Cory Schachtel| Esks.com Staff
EDMONTON -- Edmonton Eskimos receiver Nate Coehoorn grew up a Calgary Stampeders fan, but don’t hold it against him.
“I wasn’t really a diehard fan. It was more just because of the proximity to my hometown,” said Coehoorn.
That hometown is Medicine Hat, AB. so it’s understandable the University of Calgary product fell under the province’s typical north-south divide when it came to sports.
He wasn’t a diehard fan of the Stamps growing up, but he was a diehard fan of sports – all sports.
“I grew up a fan of everything: football, hockey, basketball. I even played some badminton. Actually, baseball was my main sport growing up. I didn’t play football until grade 10.”
Nate switched sports for one reason.
“I like the contact. I pride myself on being a physical receiver [and] on being aggressive. Whenever I can make a big block, it’s great. And I love playing special teams just as much as offence.”
Recently, Head Coach Kavis Reed said Coehoorn, the Eskimos’ first pick in the 2011 draft, fifth overall, is progressing nicely and is a big part of the team’s long-term plan.
The six-foot-two receiver agrees.
“Last year, I wasn’t in the starting offence so I worked more in the off-season on things like route running and my speed. I think I’m progressing well and, you know, it’s my plan to be here long term too.”
The last few years have been good for the 25-year-old. The on-field success isn’t even the best part. Back in 2008, a chance encounter with a petite and persistent Australian girl named Ali started a story that includes a fairy-tale wedding earlier this year.
“She hit on me.”
“It’s true,” says Ali. “I did hit on him. I had come to Calgary for the Stampede and started talking to him in the restaurant he worked at. He didn’t really talk much at first though so I bailed. Later, my brother was talking to him so I went over and tried again. He was a lot more friendly the second time.”
After doing the long distance thing for a few years, Nate brought his immediate family and close friends to the Pennant Hills Golf Club in Willoughby, a suburb on the lower North Shore of Sydney, where a minister Ali grew up with married them in front of 100 guests.
No one would call a permanent move overseas easy, but Ali is dealing with it well, especially since her husband’s aggressive side is exclusively work-related.

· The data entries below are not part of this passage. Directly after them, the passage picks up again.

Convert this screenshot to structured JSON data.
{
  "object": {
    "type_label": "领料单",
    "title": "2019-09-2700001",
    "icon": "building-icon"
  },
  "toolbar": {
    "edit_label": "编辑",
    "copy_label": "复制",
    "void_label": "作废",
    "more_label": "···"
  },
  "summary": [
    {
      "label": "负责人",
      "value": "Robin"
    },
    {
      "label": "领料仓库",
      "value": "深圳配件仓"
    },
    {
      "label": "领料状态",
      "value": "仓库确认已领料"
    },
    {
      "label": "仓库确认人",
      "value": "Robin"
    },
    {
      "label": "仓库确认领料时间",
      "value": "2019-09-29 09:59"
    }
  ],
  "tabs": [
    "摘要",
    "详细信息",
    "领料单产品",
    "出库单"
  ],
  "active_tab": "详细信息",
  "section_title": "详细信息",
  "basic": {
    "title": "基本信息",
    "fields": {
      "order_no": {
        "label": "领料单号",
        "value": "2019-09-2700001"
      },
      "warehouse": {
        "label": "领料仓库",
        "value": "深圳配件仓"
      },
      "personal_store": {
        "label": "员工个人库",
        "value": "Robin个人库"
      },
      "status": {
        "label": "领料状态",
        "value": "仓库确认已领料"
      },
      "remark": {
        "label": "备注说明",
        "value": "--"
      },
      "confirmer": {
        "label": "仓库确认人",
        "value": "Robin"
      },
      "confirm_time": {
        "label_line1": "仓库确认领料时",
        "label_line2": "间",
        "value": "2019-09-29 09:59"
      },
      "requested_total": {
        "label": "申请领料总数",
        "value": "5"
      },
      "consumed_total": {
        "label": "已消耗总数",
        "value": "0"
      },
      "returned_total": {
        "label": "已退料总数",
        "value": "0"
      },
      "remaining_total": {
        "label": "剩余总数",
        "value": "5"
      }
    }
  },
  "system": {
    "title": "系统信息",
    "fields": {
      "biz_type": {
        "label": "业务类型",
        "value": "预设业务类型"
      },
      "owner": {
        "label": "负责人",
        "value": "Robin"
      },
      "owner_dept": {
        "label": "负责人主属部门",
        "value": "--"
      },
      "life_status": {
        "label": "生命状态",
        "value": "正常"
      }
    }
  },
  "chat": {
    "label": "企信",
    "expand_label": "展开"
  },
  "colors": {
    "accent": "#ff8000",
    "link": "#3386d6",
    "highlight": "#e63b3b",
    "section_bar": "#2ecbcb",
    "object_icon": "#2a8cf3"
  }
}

“He probably wouldn’t like me saying this, but he’s actually pretty sensitive for a man. He really cares about having a strong relationship and our home life is very important to him. He makes it very easy to enjoy the new country. The only thing I really miss is my family.”
One thing she won’t miss is work. Ali’s job as head coach of the University of Alberta rowing team and Edmonton Rowing Club’s senior competitive athletes has eased the transition from her work back home: coxswain of Australia’s national rowing team.
Her slight stature and fondness for the mental side of sports makes her perfect for the coxswain position where she was tasked with keeping her teammate’s timing and pace, essentially the on-boat coach during every race.
Showing promise as a coxswain from the time she took up the sport as a teenager, the Olympics were a very real possibility for Ali. However, due to expense, the Australian women’s rowing program only sends a team when gold is likely.
Shortly after meeting Nate, she retired from coxswain and moved into the head coach position. The subsequent marriage and move to Canada meant Ali missed her chance at Olympic gold. She doesn’t regret a thing and she’s ecstatic to be her former teammate’s number one fan.
“I’m so excited because all of my friends are on the team this year so that’s going to be awesome. I’m already a huge summer Olympics fan but more so this year because the main bulk of the team is the group I competed with.”
Let the games begin.